Bird, lime, and electric scooter development companies all over the world are facing problems as the micro-mobility room heats up – from skeptical regulators to ignition scooters.
In the case of lime, two women take some of the key decisions on how to deal with these problems, including controlling where you can go with a scooter and where it will not be.
Li Fan is Lime's new engineering director, one of the Pinterest engineer supervisor, and previously Google Image Search. Lindsey Haswell is the new Lime Young General Counsel, a veteran of another mobbing company that focuses on the law: Uber. (Lime also recently brought Paloma Castro Martinez, LVMH, eBay and McDonald's graduates as head of international communications and branding.)
The engineering of lime involves a lot of interaction with the physical world. The fan team is working on the use of app scooter riders, Lime Tracking Tools, which monitors the distribution of the motor fleet as well as their status and charge levels, as well as the Lime hardware team in China and the factory that manages their scooters on the Internet.
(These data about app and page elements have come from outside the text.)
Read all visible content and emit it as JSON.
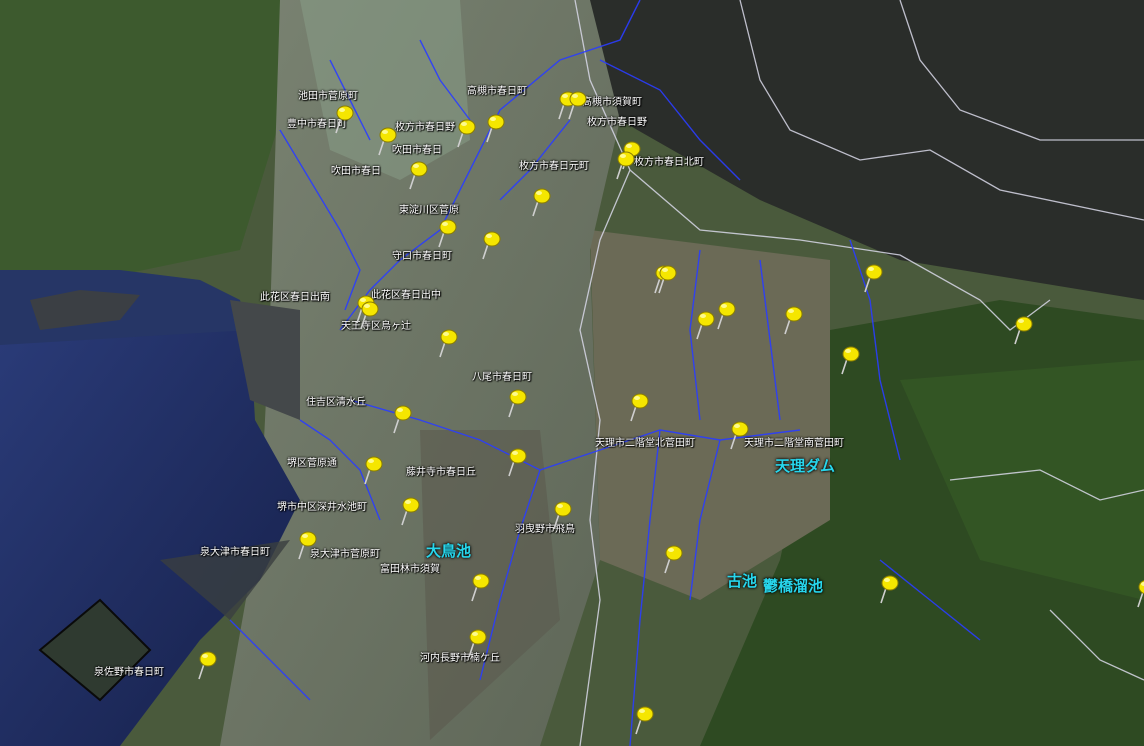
{
  "colors": {
    "rivers": "#2a3dff",
    "boundaries": "#d8d8e8",
    "pins": "#f5e600",
    "feature_label": "#27d6ec",
    "place_label": "#ffffff",
    "sea": "#1f2f66"
  },
  "place_labels": [
    "池田市菅原町",
    "豊中市春日町",
    "枚方市春日野",
    "高槻市春日町",
    "高槻市須賀町",
    "枚方市春日野",
    "吹田市春日",
    "吹田市春日",
    "枚方市春日元町",
    "枚方市春日北町",
    "東淀川区菅原",
    "守口市春日町",
    "此花区春日出南",
    "此花区春日出中",
    "天王寺区烏ヶ辻",
    "八尾市春日町",
    "住吉区清水丘",
    "天理市二階堂北菅田町",
    "天理市二階堂南菅田町",
    "堺区菅原通",
    "藤井寺市春日丘",
    "堺市中区深井水池町",
    "羽曳野市飛鳥",
    "泉大津市春日町",
    "泉大津市菅原町",
    "富田林市須賀",
    "河内長野市楠ケ丘",
    "泉佐野市春日町"
  ],
  "feature_labels": [
    "大鳥池",
    "天理ダム",
    "古池",
    "鬱橋溜池"
  ],
  "pin_icon": "yellow-pushpin-icon"
}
But Fan is also the one who will introduce technology that will help tune regulators who do not want to put scooters over their cities. Liepu inžinieri could impose parking restrictions so that it would not be possible to park scooters in disused areas in cities; Determine some speed limits for a part of the city on a scooter (often changing these limits depending on day or night time); and block scooters that violate these rules. In addition to controlling the performance of its scooters, Lime can share anonymous data with city officials covering micro-mobility to help cities understand the types of traffic.
Geosensor of the way scooter driving techniques are used can get into the city block to help cities control scooter traffic.
"I believe that the engineering team can definitely help cities understand and collaborate to find the best settings for these eco-friendly transport solutions," says Fan.
This is where Old work overlaps with Haswell. Haswell, who joined Uber in 2015 after the company had reached its later philosophy with regulators, "ask for forgiveness rather than permission", from the outset, forms Lime's approach to city rules and policies. Haswell will be one of the regulators in the industry, which in practice is still less than a year old.
"Good regulation makes it wise for these companies to get started quickly," Haswell said. "The poor regulation in this room is a regulation that simply bans scooters."
To date, Lime has reviewed the transport arrangements in London left before the Industrial Revolution, surfing in San Francisco, and surprisingly welcomed the attitude of major European cities that were hostile to ridesharing.
Further, Haswell and Fan will work on these city-friendly technological solutions, as Lime will expand beyond its current 10 countries and some of the most difficult in the United States, such as New York.
"If we are a volunteer partner in the city, we will be able to find a reasonable land where we really can really improve transport," says Haswell.